- Directions for this task
Set each line of the data down exactly, please.

[Dataset items]
►
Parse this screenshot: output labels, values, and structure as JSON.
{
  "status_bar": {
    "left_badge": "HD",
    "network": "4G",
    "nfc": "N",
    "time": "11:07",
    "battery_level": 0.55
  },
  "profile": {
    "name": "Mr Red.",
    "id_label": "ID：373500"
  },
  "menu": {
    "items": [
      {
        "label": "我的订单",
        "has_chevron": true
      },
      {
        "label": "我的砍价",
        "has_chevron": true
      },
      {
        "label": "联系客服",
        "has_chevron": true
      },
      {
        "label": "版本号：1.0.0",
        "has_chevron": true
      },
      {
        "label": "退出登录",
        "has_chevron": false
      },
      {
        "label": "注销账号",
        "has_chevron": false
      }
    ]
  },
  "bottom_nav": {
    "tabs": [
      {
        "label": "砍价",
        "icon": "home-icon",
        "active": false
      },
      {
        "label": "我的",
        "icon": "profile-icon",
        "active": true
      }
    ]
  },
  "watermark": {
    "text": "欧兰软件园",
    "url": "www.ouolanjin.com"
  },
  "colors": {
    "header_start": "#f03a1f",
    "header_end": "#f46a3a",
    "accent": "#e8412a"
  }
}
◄
- Answer for the task
Parse this screenshot: output labels, values, and structure as JSON.
{
  "status_bar": {
    "left_badge": "HD",
    "network": "4G",
    "nfc": "N",
    "time": "11:07",
    "battery_level": 0.55
  },
  "profile": {
    "name": "Mr Red.",
    "id_label": "ID：373500"
  },
  "menu": {
    "items": [
      {
        "label": "我的订单",
        "has_chevron": true
      },
      {
        "label": "我的砍价",
        "has_chevron": true
      },
      {
        "label": "联系客服",
        "has_chevron": true
      },
      {
        "label": "版本号：1.0.0",
        "has_chevron": true
      },
      {
        "label": "退出登录",
        "has_chevron": false
      },
      {
        "label": "注销账号",
        "has_chevron": false
      }
    ]
  },
  "bottom_nav": {
    "tabs": [
      {
        "label": "砍价",
        "icon": "home-icon",
        "active": false
      },
      {
        "label": "我的",
        "icon": "profile-icon",
        "active": true
      }
    ]
  },
  "watermark": {
    "text": "欧兰软件园",
    "url": "www.ouolanjin.com"
  },
  "colors": {
    "header_start": "#f03a1f",
    "header_end": "#f46a3a",
    "accent": "#e8412a"
  }
}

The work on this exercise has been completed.